- Environment Secretary George Eustice wrote an open letter to the food and drink industry to praise their efforts to ensure shelves remain stocked across the UK.
- Working in partnership with the groceries industry, local government, local resilience and emergency partners on a new Local Support System to ensure vulnerable people will receive basic groceries.
- Relaxing Competition Laws so retailers can work together to keep shops open and stocked. They will be able to share data on stock levels, pool staff to meet demand, or share distribution depots and delivery vans.
- Working with local authorities to extend delivery hours to supermarkets so shelves can be replenished more quickly.
- Extending driver hours to help deliver more goods to stores across the UK and to help supermarket delivery drivers meet the increased demand for home deliveries.
- Relaxing planning rules so pubs and restaurants can operate food delivery services.
- Waiving the 5p plastic bag charge for online purchases to speed up deliveries.
Getting support with food supplies as a clinically extremely vulnerable person
Up to 1.5 million people in England have been identified by the NHS as being the most clinically vulnerable and therefore at higher risk of severe illness if they contract coronavirus. The NHS has written to many of these individuals asking them to shield themselves at home and minimise non-essential contact with others, and giving them instructions of how to register on a Government website if they need support getting essential food supplies.
If you have received this letter and registered on the Government website and have been assessed as having no other means of accessing food, you will be eligible for a Government food parcel to be delivered to your home. The Government has begun delivering parcels and is working to deliver as many as possible as soon as possible. Your information will be also be passed to food retailers to prioritise you for home delivery slots. If you think you should have received a letter but haven’t had one, then you should contact your GP.

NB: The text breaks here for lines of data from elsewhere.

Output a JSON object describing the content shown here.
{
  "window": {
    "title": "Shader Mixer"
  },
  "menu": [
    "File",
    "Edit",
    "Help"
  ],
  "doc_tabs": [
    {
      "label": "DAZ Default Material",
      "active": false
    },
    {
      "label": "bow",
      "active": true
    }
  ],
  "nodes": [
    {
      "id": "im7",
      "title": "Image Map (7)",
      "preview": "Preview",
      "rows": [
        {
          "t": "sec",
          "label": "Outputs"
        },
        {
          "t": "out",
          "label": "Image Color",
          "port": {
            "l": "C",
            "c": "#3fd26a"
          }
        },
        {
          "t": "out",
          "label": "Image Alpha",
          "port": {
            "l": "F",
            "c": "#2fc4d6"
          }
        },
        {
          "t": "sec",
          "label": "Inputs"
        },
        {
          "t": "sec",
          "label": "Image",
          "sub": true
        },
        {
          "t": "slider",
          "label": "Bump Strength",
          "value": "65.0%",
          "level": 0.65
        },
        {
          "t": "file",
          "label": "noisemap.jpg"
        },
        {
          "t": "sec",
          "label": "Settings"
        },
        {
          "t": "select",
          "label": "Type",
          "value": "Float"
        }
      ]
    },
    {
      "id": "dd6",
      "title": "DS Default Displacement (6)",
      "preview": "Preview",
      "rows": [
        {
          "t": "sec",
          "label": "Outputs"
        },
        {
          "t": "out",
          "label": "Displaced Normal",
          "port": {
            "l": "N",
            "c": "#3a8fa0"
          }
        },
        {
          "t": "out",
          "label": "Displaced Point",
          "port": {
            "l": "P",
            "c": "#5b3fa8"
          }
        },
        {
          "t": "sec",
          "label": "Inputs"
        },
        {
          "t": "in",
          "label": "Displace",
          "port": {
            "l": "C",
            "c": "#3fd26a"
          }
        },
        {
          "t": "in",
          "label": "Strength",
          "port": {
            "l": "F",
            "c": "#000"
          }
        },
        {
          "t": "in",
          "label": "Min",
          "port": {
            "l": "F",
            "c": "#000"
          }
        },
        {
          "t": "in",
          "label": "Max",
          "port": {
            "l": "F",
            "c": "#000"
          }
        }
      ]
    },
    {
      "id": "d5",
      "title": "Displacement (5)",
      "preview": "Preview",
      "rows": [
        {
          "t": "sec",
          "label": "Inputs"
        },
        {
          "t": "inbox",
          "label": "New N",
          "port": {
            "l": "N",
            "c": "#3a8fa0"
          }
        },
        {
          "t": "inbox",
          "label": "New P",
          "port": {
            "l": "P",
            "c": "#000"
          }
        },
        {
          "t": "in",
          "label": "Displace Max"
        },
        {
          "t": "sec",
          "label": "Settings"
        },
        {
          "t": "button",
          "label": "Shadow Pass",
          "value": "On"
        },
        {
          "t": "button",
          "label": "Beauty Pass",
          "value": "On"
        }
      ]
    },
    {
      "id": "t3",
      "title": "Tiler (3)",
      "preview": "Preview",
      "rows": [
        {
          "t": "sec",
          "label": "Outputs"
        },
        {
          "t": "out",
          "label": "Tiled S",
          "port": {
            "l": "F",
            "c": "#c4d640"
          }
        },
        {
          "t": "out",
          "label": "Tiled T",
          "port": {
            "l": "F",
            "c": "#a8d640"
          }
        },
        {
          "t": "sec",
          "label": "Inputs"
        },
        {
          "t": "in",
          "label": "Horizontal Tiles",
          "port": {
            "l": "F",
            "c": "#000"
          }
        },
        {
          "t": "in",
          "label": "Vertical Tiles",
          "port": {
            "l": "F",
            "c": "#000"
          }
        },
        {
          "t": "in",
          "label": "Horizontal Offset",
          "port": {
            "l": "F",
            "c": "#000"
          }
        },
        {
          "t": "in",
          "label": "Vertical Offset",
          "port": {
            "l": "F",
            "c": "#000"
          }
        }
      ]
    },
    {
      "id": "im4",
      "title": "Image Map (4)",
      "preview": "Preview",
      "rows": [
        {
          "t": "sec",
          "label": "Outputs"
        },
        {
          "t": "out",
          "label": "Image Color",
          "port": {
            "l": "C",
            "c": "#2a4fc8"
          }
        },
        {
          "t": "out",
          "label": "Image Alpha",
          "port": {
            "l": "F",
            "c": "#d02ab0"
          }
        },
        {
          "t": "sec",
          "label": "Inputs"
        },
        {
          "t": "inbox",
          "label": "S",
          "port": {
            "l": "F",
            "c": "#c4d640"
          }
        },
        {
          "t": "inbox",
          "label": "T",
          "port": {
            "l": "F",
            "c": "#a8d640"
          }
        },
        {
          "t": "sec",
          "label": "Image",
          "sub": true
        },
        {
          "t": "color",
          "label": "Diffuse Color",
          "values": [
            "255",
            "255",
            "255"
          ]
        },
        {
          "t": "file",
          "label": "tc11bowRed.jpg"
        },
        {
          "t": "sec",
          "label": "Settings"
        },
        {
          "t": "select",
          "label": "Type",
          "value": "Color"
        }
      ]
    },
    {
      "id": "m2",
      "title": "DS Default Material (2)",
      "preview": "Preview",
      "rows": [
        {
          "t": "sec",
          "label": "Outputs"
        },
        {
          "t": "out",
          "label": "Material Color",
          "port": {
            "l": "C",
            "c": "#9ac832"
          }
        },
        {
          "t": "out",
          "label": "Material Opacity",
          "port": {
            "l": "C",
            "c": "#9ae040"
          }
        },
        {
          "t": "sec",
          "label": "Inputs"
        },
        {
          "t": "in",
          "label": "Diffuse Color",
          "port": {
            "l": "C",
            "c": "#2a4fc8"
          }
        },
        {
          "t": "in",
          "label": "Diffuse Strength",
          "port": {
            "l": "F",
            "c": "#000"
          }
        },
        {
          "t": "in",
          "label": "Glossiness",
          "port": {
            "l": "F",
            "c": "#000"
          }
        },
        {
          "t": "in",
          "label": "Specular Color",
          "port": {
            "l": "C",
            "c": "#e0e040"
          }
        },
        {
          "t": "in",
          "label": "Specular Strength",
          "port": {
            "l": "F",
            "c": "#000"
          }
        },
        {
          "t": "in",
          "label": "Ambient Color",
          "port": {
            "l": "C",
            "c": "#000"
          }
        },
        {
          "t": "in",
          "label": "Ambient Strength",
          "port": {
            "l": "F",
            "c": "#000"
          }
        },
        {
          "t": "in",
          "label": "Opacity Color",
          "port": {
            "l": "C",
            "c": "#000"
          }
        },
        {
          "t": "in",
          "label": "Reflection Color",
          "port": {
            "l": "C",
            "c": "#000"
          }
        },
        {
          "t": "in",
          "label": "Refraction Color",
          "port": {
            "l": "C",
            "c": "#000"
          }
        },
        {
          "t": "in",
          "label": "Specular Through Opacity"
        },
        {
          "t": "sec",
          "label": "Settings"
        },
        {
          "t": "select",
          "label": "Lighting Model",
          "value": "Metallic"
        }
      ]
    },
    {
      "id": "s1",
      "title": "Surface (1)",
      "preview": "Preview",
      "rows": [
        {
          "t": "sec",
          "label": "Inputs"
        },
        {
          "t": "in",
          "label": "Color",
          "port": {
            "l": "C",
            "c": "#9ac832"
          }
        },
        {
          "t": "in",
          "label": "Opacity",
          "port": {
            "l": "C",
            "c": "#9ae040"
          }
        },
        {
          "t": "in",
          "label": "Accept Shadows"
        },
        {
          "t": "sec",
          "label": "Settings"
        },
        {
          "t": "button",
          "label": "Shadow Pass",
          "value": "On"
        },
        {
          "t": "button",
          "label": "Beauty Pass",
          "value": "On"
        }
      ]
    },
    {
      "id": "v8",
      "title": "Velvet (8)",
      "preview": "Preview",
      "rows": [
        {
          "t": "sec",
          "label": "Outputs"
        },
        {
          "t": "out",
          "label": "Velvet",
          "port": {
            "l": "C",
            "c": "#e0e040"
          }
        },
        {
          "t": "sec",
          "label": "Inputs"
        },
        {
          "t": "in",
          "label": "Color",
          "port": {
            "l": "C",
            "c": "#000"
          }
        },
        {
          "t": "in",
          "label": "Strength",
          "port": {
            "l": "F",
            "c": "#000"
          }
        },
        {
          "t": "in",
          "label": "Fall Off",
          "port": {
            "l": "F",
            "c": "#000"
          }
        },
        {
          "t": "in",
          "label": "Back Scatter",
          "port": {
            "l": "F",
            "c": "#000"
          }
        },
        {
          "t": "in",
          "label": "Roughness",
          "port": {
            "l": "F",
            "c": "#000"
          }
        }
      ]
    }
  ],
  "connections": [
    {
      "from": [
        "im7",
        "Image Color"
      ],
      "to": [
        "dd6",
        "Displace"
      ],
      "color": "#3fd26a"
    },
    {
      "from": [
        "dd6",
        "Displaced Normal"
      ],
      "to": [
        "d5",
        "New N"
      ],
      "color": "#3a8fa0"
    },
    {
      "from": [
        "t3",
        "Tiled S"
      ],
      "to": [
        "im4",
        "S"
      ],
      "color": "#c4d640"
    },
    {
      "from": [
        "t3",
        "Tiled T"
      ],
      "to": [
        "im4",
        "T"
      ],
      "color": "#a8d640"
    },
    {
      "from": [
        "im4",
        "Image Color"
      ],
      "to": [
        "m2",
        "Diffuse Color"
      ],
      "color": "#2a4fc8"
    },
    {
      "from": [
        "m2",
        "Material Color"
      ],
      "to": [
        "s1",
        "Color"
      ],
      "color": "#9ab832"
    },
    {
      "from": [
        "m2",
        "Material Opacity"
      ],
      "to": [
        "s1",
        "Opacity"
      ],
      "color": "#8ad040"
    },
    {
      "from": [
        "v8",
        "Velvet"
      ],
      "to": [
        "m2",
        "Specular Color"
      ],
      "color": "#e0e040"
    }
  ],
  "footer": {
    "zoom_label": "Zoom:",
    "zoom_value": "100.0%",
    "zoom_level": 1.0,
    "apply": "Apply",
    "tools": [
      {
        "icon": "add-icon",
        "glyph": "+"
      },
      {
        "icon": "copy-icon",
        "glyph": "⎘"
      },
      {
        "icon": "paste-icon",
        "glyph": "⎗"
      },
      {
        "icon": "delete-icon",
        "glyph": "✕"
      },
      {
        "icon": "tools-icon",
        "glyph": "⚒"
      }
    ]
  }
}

You may not fall into this category of being clinically vulnerable but you are vulnerable in other ways and in need of support getting essential food supplies. The Government is working to identify these individuals as soon as possible, and is working with food retailers and volunteer groups to help prioritise those individuals for home deliveries or support with getting food supplies.
Wherever possible you should continue to rely on friends, family and wider support to help you meet your needs.